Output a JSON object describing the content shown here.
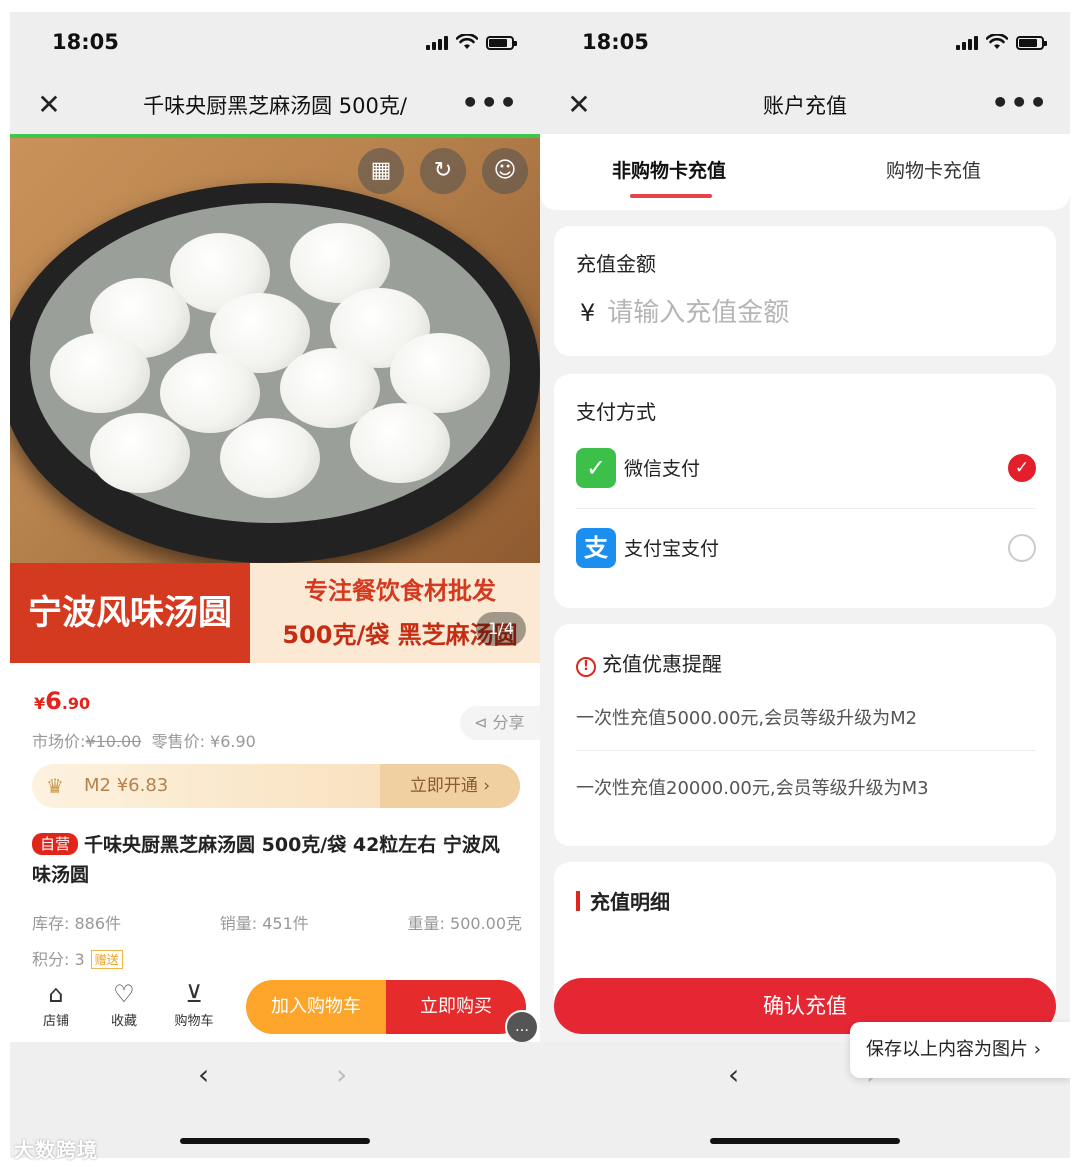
{
  "left": {
    "status": {
      "time": "18:05"
    },
    "nav": {
      "close": "✕",
      "title": "千味央厨黑芝麻汤圆 500克/",
      "more": "•••"
    },
    "hero_icons": {
      "qr": "qr-code-icon",
      "share": "share-icon",
      "user": "user-icon"
    },
    "banner": {
      "left": "宁波风味汤圆",
      "right_line1": "专注餐饮食材批发",
      "right_line2": "500克/袋  黑芝麻汤圆"
    },
    "pager": "1/4",
    "price": {
      "symbol": "¥",
      "integer": "6",
      "decimal": ".90"
    },
    "market": {
      "market_label": "市场价:",
      "market_price": "¥10.00",
      "retail": "零售价: ¥6.90"
    },
    "share_label": "分享",
    "member": {
      "level": "M2 ¥6.83",
      "open": "立即开通 ›"
    },
    "product": {
      "tag": "自营",
      "title": "千味央厨黑芝麻汤圆 500克/袋 42粒左右 宁波风味汤圆"
    },
    "stats": {
      "stock": "库存: 886件",
      "sales": "销量: 451件",
      "weight": "重量: 500.00克"
    },
    "points": {
      "label": "积分: 3",
      "gift": "赠送"
    },
    "actions": {
      "store": "店铺",
      "fav": "收藏",
      "cart": "购物车",
      "add_cart": "加入购物车",
      "buy_now": "立即购买"
    },
    "bottom": {
      "back": "‹",
      "forward": "›"
    }
  },
  "right": {
    "status": {
      "time": "18:05"
    },
    "nav": {
      "close": "✕",
      "title": "账户充值",
      "more": "•••"
    },
    "tabs": {
      "non_card": "非购物卡充值",
      "card": "购物卡充值"
    },
    "amount": {
      "label": "充值金额",
      "currency": "¥",
      "placeholder": "请输入充值金额"
    },
    "payment": {
      "label": "支付方式",
      "wechat": "微信支付",
      "alipay": "支付宝支付",
      "check": "✓"
    },
    "promo": {
      "icon": "!",
      "title": "充值优惠提醒",
      "tip1": "一次性充值5000.00元,会员等级升级为M2",
      "tip2": "一次性充值20000.00元,会员等级升级为M3"
    },
    "detail": {
      "title": "充值明细"
    },
    "confirm": "确认充值",
    "save_image": "保存以上内容为图片 ›",
    "bottom": {
      "back": "‹",
      "forward": "›"
    }
  },
  "watermark": "大数跨境",
  "colors": {
    "accent_red": "#e52733",
    "orange": "#fca52a",
    "green_progress": "#3ec64a",
    "wechat_green": "#3cc04a",
    "alipay_blue": "#1b8ff0"
  }
}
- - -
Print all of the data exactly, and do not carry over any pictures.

TASK OUTPUT
Output a JSON object describing the content shown here.
{
  "left": {
    "status": {
      "time": "18:05"
    },
    "nav": {
      "close": "✕",
      "title": "千味央厨黑芝麻汤圆 500克/",
      "more": "•••"
    },
    "hero_icons": {
      "qr": "qr-code-icon",
      "share": "share-icon",
      "user": "user-icon"
    },
    "banner": {
      "left": "宁波风味汤圆",
      "right_line1": "专注餐饮食材批发",
      "right_line2": "500克/袋  黑芝麻汤圆"
    },
    "pager": "1/4",
    "price": {
      "symbol": "¥",
      "integer": "6",
      "decimal": ".90"
    },
    "market": {
      "market_label": "市场价:",
      "market_price": "¥10.00",
      "retail": "零售价: ¥6.90"
    },
    "share_label": "分享",
    "member": {
      "level": "M2 ¥6.83",
      "open": "立即开通 ›"
    },
    "product": {
      "tag": "自营",
      "title": "千味央厨黑芝麻汤圆 500克/袋 42粒左右 宁波风味汤圆"
    },
    "stats": {
      "stock": "库存: 886件",
      "sales": "销量: 451件",
      "weight": "重量: 500.00克"
    },
    "points": {
      "label": "积分: 3",
      "gift": "赠送"
    },
    "actions": {
      "store": "店铺",
      "fav": "收藏",
      "cart": "购物车",
      "add_cart": "加入购物车",
      "buy_now": "立即购买"
    },
    "bottom": {
      "back": "‹",
      "forward": "›"
    }
  },
  "right": {
    "status": {
      "time": "18:05"
    },
    "nav": {
      "close": "✕",
      "title": "账户充值",
      "more": "•••"
    },
    "tabs": {
      "non_card": "非购物卡充值",
      "card": "购物卡充值"
    },
    "amount": {
      "label": "充值金额",
      "currency": "¥",
      "placeholder": "请输入充值金额"
    },
    "payment": {
      "label": "支付方式",
      "wechat": "微信支付",
      "alipay": "支付宝支付",
      "check": "✓"
    },
    "promo": {
      "icon": "!",
      "title": "充值优惠提醒",
      "tip1": "一次性充值5000.00元,会员等级升级为M2",
      "tip2": "一次性充值20000.00元,会员等级升级为M3"
    },
    "detail": {
      "title": "充值明细"
    },
    "confirm": "确认充值",
    "save_image": "保存以上内容为图片 ›",
    "bottom": {
      "back": "‹",
      "forward": "›"
    }
  },
  "watermark": "大数跨境",
  "colors": {
    "accent_red": "#e52733",
    "orange": "#fca52a",
    "green_progress": "#3ec64a",
    "wechat_green": "#3cc04a",
    "alipay_blue": "#1b8ff0"
  }
}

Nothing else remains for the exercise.